1. Naming Variables
2. Creating Variables
3. Chaining variables
Variables are the heart and soul of any programming language. As the name implies, they are able to vary data, and therefore the first step in making your program dynamic.
Variables are containers for storing data values.
What does that mean? It means you can invent your own variable names, and assign a value to them. From that moment on, you can access this variable by its name from anywhere inside the program, and retrieve its value.
Unlike some programming languages, a variable’s data type is not fixed. For instance, if I create a variable as a Number, I can change it to a String or Boolean later without problems.
Names must start with a letter, underscore ( _ ) or dollar ( $ ) sign. After that, you’re allowed to use any letters, numbers or special characters. You’re not allowed to use white space.
It’s common practice to make your variables descriptive, so you know exactly what they mean, but not too long. It’s also preferred to write them in camelCase, which means you only use lowercase letters, but the first letter of each new word within the variable is uppercase. This improves readability, while remaining quick to type.
A lot of people write their global variables in UPPERCASE, which I think is a good thing to do, but you can employ your own favourite notation.
Variables are created with the
var keyword, followed by the name you want to give it.
You can stop right there if you want, but you can also assign its value at the same time by using
var someVariable = "Fantastico!";
Now, any time you want, you can access its value just by using its name.
var someVariable = true; console.log(someVariable); //Prints true to the console
And if you want to change it, you simply assign a new value!
var someVariable = "Fantastico!"; someVariable = 10;
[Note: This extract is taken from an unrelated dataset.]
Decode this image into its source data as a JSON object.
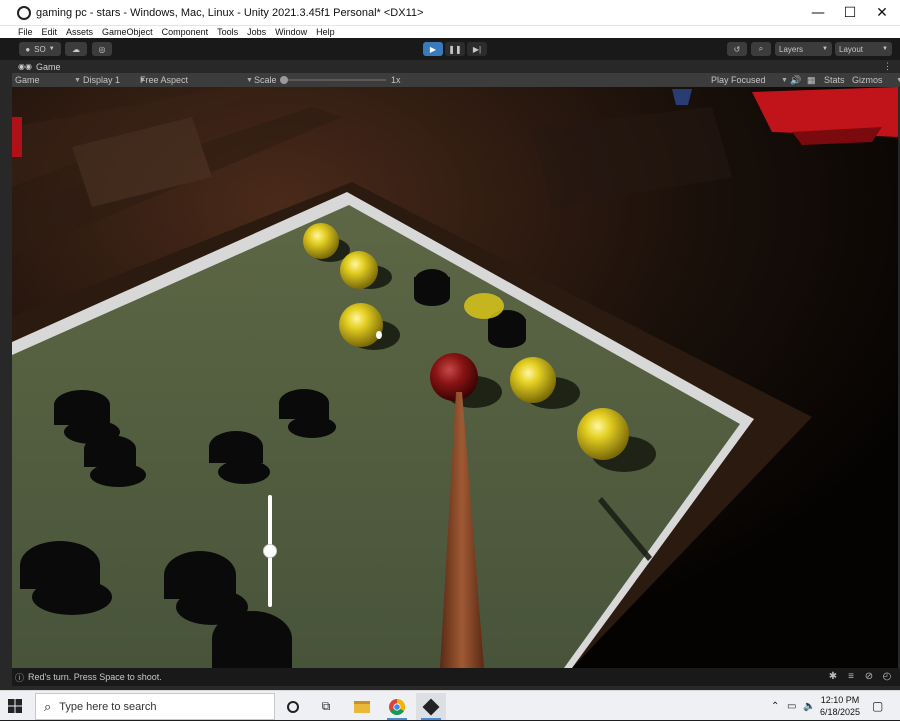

Often, it’s cleaner to declare all your (global) variables at once at the top of your document. To quickly declare variables, you can place the names after each other, separated by a comma.
var someVar, anotherOne, andLastOne;
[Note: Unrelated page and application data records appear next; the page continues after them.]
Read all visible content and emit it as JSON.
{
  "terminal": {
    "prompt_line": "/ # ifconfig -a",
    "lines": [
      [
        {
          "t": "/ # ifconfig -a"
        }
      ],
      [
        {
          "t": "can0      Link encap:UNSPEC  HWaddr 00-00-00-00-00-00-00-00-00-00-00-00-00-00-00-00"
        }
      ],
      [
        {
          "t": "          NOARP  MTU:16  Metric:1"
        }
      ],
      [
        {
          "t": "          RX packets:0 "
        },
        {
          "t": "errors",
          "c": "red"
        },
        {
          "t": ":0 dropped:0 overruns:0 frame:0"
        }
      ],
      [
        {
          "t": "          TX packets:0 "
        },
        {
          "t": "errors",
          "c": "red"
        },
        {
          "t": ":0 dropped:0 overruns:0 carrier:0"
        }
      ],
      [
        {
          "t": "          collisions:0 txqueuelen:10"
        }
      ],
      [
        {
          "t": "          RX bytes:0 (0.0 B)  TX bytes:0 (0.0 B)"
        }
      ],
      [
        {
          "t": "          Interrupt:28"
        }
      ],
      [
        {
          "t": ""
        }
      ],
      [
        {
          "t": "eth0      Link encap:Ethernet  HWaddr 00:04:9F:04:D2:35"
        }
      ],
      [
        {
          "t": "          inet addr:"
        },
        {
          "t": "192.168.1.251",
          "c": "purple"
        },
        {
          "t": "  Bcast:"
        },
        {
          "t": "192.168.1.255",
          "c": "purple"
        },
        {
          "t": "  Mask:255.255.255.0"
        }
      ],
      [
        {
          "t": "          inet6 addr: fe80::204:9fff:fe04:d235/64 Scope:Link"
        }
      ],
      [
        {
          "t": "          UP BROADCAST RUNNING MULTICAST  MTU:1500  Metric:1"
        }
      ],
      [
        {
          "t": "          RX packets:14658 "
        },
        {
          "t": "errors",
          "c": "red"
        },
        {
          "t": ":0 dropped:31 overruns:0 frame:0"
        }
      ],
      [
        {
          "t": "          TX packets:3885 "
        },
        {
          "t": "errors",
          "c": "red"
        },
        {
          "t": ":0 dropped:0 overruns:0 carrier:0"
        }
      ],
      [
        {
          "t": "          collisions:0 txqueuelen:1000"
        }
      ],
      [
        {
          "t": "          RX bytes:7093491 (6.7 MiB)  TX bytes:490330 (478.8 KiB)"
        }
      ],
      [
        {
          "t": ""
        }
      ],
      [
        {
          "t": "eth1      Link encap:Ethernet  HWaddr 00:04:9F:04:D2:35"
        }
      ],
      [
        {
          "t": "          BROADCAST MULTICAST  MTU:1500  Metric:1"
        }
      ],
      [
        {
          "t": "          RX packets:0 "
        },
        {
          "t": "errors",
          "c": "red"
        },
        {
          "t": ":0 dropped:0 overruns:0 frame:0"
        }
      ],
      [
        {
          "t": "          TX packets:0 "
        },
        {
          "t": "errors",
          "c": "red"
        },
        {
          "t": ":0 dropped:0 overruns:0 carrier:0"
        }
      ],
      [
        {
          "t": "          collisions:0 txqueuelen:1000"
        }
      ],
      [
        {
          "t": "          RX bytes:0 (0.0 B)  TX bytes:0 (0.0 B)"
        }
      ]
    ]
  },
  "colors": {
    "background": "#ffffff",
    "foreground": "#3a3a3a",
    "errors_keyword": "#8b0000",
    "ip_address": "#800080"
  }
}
It’s also possible to assign the same value to multiple variables at once, by chaining them together with equal-signs between them:
var someVariable, anotherOne, andLastOne; someVariable = anotherOne = andLastOne = null;
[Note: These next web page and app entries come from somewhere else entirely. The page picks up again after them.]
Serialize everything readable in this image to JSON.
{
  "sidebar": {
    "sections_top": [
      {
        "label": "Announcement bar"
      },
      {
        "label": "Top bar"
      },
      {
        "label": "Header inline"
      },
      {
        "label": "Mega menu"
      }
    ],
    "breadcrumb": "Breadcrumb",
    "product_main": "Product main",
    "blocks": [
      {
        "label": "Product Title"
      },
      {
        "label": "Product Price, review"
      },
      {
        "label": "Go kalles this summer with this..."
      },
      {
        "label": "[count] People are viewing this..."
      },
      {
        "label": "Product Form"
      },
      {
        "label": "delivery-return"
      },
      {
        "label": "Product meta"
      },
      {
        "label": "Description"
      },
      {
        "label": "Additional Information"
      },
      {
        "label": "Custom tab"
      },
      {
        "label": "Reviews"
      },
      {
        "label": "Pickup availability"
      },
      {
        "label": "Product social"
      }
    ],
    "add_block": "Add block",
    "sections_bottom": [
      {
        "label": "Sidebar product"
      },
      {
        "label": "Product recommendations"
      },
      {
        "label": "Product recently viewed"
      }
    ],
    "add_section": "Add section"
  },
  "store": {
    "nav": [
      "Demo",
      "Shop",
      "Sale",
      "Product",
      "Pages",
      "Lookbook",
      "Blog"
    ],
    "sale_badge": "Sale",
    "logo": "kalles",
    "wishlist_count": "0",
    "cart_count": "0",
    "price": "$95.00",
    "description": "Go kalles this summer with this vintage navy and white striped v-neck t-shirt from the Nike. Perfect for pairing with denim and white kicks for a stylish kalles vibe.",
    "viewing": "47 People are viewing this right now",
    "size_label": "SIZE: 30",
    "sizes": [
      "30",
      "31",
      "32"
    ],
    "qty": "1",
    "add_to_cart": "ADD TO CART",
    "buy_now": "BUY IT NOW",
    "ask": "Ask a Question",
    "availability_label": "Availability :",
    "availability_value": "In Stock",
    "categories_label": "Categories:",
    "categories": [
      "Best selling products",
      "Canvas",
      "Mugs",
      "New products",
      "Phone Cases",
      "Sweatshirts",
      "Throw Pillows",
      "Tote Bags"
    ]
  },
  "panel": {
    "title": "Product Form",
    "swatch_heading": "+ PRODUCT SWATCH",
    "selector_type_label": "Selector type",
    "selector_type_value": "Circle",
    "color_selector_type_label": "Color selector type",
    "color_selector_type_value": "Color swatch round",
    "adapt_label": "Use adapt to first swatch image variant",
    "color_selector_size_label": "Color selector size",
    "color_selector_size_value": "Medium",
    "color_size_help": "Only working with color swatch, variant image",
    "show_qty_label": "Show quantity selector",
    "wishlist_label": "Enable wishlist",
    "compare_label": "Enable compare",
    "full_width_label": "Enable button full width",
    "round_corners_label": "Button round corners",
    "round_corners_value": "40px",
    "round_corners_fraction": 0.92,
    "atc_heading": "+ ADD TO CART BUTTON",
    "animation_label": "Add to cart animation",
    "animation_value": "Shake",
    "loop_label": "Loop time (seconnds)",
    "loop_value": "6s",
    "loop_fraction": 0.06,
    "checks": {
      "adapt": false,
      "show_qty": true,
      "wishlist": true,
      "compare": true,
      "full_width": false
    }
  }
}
If you want to store a certain value, but not allow it to change, you can create a constant. If you try to change it, or declare a variable with the same name, the program will throw a big error. Therefore, the only way to create them is by using the
const keyword, and immediately assigning the value.
const PI = 3.14;